Still following the script, though things are getting sophisticated enough that I occasionally had to debug when I miscopied something. (Already learned that Eclipse’s in-line syntax checker can be fooled a bit easier than I’d prefer and is prone to reporting false errors that look alarming but that don’t actually prevent the code from running. Grr.)
I should probably use my next coding session to spend some quality time with a Python tutorial. I’m more or less following along, but I think it’s time to get myself a bit better grounded in the basics of that language.
This is coming together fast. I imagine it will come together a whole lot LESS fast once I hit the end of the scripted tutorial and have to, you know, decide some shit for myself. Still. This is cool as hell.
Installed a bunch of shit, including Python 3 and C# runtime environment. Hardest part was getting the Python plugin working for Eclipse; I had some cruft that I needed to clear-out before things would update properly.
But, it’s running. I do love me some syntax highlighting.
Getting the environment set up properly is actually a pretty major mental hurdle for me. I’m a clumsy sysadmin, and I never know how long something is going to take. I tend to do a lot of flailing around in the process of getting all the pieces into place. And given that my brain is always looking for an excuse to quit on the grounds that it’s just too hard and who KNOWS how long everything is going to take, the infrastructure is a great place for shit to fall apart. Let the project fail before it even began.
But it has begun. Suck it, brain.
I followed the first page of the tutorial. It’s all copy-pasting, but I am trying to follow along. I largely get it; at the very least, it’s providing a solid example for me to work with, and I tend to learn best when I get to do. This tutorial does do a pretty solid job of explaining WHY I’m copying what I’m copying.

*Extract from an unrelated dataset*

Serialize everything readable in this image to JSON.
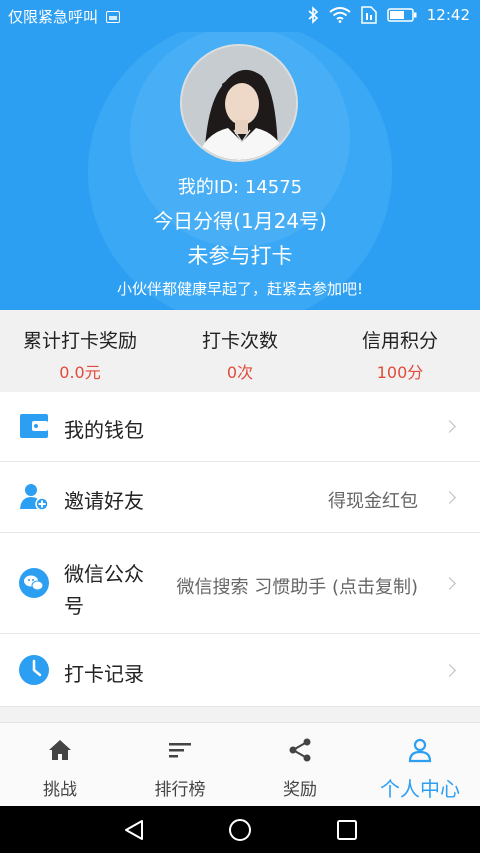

I’ll probably want to detour into a proper Python tutorial, though, just so I can get a proper introduction to how the language does things. Still, this should give me a pretty solid frame of reference.
I got an executable running! Created a blank field for an “@” symbol to just kinda hang out it. Right now that little guy is basically Janet chilling in her void.
I even made made him move around.
Someday, that “@” is going to be a wizard running around shooting fireballs and raising the dead and exploiting the lower classes and shit. Baby steps.
The tutorial ended by advising I put everything into source control. I’ve been doing software long enough to know that yeah, that’s a solid move.
I COULD have just set up a local repository, but fuckit, let’s stay optimistic. I’m putting this sucker on BitBucket, where future collaborators shall someday be able to access the project. There was a bit of confusion logging in, as BitBucket has been acquired by Atlassian, and I found my proper login credentials AFTER Atlassian made a new one for me. So, two accounts!
That’s gonna confuse the tits off of me someday, I can feel it.
I’m using git, which is also what I use at my day job. I’ve never been in love with git; I find it to be a little impenetrable, and every once in a while I need to hit-up someone smarter than me to unfuck whatever I just did. But what the hell, it’s just me on this project, so it’s not like there are going to be merge conflicts.
Took a little wrangling to get my existing code pushed to BitBucket, but it’s in there. I even managed to do it using Eclipse; here’s hoping I can keep right-clicking my way to source control victory.
At some point, I really need to organize my thoughts on The Fun Bits of the game. But for the time being, I’ll keep plugging through the tutorial.